#9. "RE: How to carry your D7000" In response to Reply # 0
Land O Lakes, US
I'm a bit late to the party in answering, but - I use the Cotton Carrier Hand Strap and love it. I use it on my D7000 with battery grip and I find I never have to use a neck strap. Also, I have the Cotton Carrier strap for my backpack - when not carrying the camera with the handstrap I can carry the camera on the front of my backpack via the backpack strap - it's great.
#12. "RE: How to carry your D7000" In response to Reply # 0
>Many aftermarket units are cheaper but tend to require removal >to access the battery compartment (a real pain mid shoot).
You have a D7000, and you have to change batteries mid shoot? I once shot a track meet resulting in 916 actuations, and the battery didn't didn't even lose 1 bar. How many shots do you take in a shoot?
Still, I would not like to remove the strap to get to the battery.
#13. "RE: How to carry your D7000" In response to Reply # 12
St Petersburg, RU
That is one of the many benefits of the vertical grip, batteries can be replaced easily by sliding out the carrier and popping in a fresh battery. If someone goes through 2 batteries(the one in the body and the one in the grip) in a session with a D7000 that would be about 4000 frames. I would think that someone would be more concerned with the time to post process 4000 frames more than the 15 seconds to swap batteries.
Regarding wrist straps versus hand straps, I tried a wrist strap back in the film days and really did not like being locked to the camera so took it off immediately. The hand straps which allow instant removal of my hand from the camera to allow easy lens changes, compatibility with support straps such as the Black Rapid, changing batteries etc. Stan St Petersburg Russia
Let me know how that works when you need to attach to a tripod or monopod.
That video has so many things wrong with it: 1) The Man always shoots through the eyepiece. 2) The woman always shoots Liveview. Only problem is, when she isn't shooting she has the articulated monitor (D5100) in the closed position. 3) etc.
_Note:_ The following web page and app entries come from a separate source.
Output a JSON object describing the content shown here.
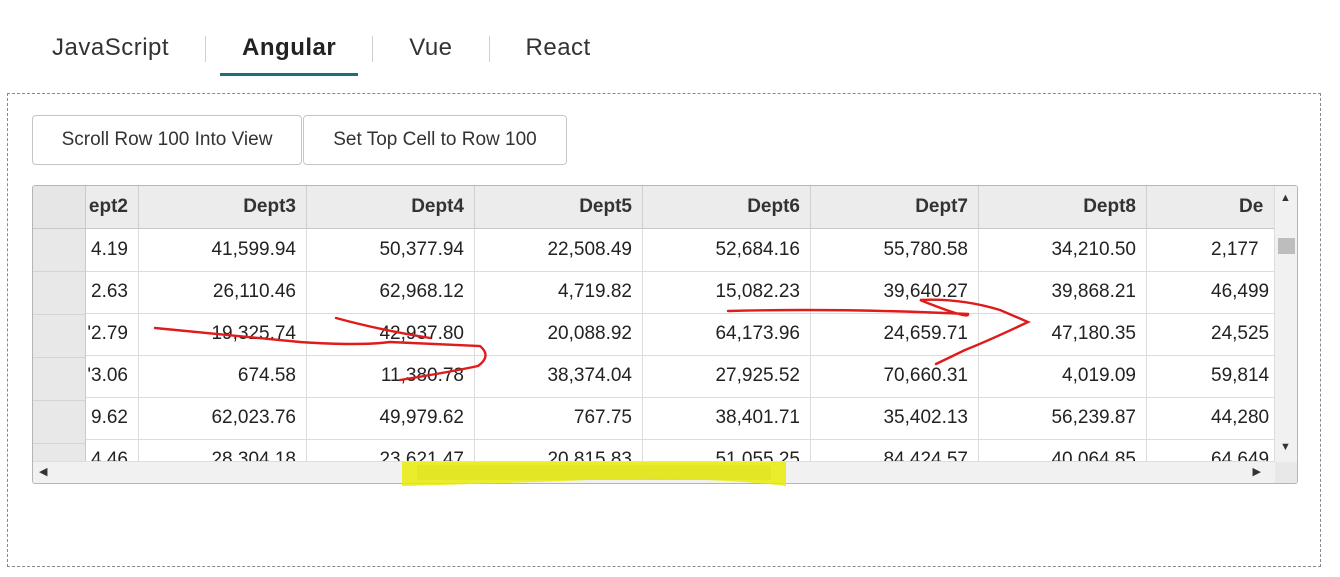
{
  "tabs": [
    {
      "label": "JavaScript"
    },
    {
      "label": "Angular",
      "active": true
    },
    {
      "label": "Vue"
    },
    {
      "label": "React"
    }
  ],
  "buttons": {
    "scroll_row": "Scroll Row 100 Into View",
    "set_top": "Set Top Cell to Row 100"
  },
  "grid": {
    "columns": [
      "ept2",
      "Dept3",
      "Dept4",
      "Dept5",
      "Dept6",
      "Dept7",
      "Dept8",
      "De"
    ],
    "rows": [
      [
        " 4.19",
        "41,599.94",
        "50,377.94",
        "22,508.49",
        "52,684.16",
        "55,780.58",
        "34,210.50",
        "2,177"
      ],
      [
        "2.63",
        "26,110.46",
        "62,968.12",
        "4,719.82",
        "15,082.23",
        "39,640.27",
        "39,868.21",
        "46,499"
      ],
      [
        "'2.79",
        "19,325.74",
        "42,937.80",
        "20,088.92",
        "64,173.96",
        "24,659.71",
        "47,180.35",
        "24,525"
      ],
      [
        "'3.06",
        "674.58",
        "11,380.78",
        "38,374.04",
        "27,925.52",
        "70,660.31",
        "4,019.09",
        "59,814"
      ],
      [
        "9.62",
        "62,023.76",
        "49,979.62",
        "767.75",
        "38,401.71",
        "35,402.13",
        "56,239.87",
        "44,280"
      ],
      [
        "4.46",
        "28,304.18",
        "23,621.47",
        "20,815.83",
        "51,055.25",
        "84,424.57",
        "40,064.85",
        "64,649"
      ]
    ]
  },
  "colors": {
    "tab_underline": "#1f6f78",
    "annotation_red": "#e01b1b",
    "highlight_yellow": "#e6ec00"
  },
  "icons": [
    "scroll-up-icon",
    "scroll-down-icon",
    "scroll-left-icon",
    "scroll-right-icon"
  ]
}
Still that might work for you have no need of tripod or monopod. I just never know for sure when I start off on a trek.